Depictions of Love
Today is Valentine’s Day. Unlike many, I like Valentine’s Day. It’s a day celebrating love – not only romantic love, I think, but also friendship. People celebrate by being together. You could say this about most other holidays, but on Valentine’s Day in particular, you celebrate together for the sole reason that you enjoy and value each other.
In preparation for this blogpost, I was thinking about ways we celebrate love. People go out to dinner, they give each other presents, etc. But love is a complicated concept. It’s hard to define, and communicate. Yet humans, as they do most things, constantly try to understand it and frame it for others. We see this in art. Gustav Klimt’s The Kiss (1908) ornately depicts a passionate expression of love. The two figures, tied by their everlasting kiss, exist outside of the normal world, in one seemingly more celestial. Klimt paints a feeling recognizable by most: a love so strong the world seems to disappear into beauty.
Auguste Rodin’s work of the same name (1904) is a sculpture. Two passionate lovers embrace, detached from the world around them. The texture of their bodies is smooth, while they sit on a rock with a rougher, dirtier surface. Love is less a presentation of a material object to another person, but an emotional connection that overpowers the physical world around it. We see this especially in René Magritte’s The Lovers (1928). A sadder depiction with darker,
faded colors, Magritte has painted a man and a woman kissing through gray fabric draped over their heads. We can see their clothes, but not their faces. Despite the inherent disconnect between these figures – they cannot see or kiss each other – there is still a link beyond the physical. The figures are drawn together despite their limits.

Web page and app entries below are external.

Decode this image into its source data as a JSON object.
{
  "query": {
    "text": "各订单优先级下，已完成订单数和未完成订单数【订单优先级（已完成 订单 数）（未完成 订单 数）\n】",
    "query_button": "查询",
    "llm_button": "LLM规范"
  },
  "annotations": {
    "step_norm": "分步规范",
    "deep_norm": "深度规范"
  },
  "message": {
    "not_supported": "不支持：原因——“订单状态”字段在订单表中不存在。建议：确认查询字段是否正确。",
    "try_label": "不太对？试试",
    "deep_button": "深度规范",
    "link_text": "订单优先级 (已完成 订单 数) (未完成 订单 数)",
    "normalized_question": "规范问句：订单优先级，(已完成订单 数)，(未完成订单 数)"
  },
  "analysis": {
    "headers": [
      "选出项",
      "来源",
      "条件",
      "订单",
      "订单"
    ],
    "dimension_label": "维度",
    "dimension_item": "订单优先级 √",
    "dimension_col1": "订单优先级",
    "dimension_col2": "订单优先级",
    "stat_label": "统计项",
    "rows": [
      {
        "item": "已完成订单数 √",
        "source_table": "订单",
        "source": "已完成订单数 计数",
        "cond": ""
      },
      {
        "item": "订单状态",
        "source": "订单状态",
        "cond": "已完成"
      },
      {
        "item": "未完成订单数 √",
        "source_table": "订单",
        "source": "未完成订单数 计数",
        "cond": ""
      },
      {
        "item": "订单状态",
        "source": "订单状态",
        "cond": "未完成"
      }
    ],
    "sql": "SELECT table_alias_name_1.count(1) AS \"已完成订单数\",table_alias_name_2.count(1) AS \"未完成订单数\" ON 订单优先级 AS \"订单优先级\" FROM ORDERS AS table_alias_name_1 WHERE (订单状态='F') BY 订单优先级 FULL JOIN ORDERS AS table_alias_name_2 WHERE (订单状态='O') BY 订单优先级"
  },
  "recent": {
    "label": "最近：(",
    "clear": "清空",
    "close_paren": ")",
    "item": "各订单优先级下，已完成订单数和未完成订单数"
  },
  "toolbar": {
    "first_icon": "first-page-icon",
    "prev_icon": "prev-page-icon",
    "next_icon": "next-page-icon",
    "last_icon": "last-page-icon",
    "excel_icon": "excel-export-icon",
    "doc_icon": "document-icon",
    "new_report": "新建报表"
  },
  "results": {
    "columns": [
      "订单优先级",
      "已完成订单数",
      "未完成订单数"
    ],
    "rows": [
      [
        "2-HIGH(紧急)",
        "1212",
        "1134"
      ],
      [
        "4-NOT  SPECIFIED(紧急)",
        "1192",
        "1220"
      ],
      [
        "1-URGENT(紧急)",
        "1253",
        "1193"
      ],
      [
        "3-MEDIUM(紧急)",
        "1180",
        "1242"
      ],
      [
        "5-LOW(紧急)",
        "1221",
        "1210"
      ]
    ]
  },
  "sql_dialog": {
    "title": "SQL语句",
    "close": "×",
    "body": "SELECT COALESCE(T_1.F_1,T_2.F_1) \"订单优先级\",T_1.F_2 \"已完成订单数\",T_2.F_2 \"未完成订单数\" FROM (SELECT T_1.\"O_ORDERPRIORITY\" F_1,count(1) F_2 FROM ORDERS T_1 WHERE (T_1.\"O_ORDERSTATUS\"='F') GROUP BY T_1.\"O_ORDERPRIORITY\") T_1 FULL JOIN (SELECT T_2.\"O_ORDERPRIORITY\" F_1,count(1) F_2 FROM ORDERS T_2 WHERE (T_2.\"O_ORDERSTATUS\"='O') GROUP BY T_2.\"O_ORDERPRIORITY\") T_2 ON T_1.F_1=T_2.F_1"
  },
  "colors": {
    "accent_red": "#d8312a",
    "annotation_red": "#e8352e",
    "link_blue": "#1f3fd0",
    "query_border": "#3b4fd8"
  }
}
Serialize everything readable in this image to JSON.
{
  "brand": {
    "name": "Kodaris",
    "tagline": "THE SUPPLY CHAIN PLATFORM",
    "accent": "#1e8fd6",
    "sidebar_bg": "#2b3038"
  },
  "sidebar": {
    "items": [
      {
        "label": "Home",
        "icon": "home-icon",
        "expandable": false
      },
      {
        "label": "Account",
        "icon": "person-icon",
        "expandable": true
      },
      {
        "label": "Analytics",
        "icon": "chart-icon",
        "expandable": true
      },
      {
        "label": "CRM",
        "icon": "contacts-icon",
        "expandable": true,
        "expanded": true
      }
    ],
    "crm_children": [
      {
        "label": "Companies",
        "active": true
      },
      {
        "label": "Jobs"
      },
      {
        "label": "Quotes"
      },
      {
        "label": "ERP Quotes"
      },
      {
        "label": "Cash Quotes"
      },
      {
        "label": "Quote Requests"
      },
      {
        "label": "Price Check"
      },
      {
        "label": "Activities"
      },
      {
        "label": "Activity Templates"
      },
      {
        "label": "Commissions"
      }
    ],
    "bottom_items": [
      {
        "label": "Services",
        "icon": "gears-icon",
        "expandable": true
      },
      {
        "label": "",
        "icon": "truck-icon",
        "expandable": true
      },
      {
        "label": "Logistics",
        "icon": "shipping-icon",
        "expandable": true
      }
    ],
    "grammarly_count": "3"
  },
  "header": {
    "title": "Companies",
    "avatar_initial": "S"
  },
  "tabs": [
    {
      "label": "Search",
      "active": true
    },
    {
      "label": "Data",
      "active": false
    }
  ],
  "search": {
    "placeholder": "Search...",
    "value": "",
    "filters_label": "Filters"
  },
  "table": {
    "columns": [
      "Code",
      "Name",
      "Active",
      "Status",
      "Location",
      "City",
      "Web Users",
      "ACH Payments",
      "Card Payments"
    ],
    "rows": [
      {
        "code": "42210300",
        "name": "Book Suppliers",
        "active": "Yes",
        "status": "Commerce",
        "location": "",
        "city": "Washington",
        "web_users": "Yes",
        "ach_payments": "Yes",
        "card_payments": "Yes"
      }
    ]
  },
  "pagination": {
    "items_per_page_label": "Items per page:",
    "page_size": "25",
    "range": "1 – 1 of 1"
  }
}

The world around them does not have to disappear here, since the figures cannot even see it. They exist both alone and with
each other, tied together by love.
In these famous depictions, artists highlight both the ties and lines between physical and emotional connection. They portray love as something that exists beyond human perception, as their images are not every day scenes. From a world of gold to covered heads, these figures’ lives are somehow altered by their love for each other. Yet there is more to discover. Love can be portrayed in multiple ways, whether imaginable or not.
- Isabella, HSAC Board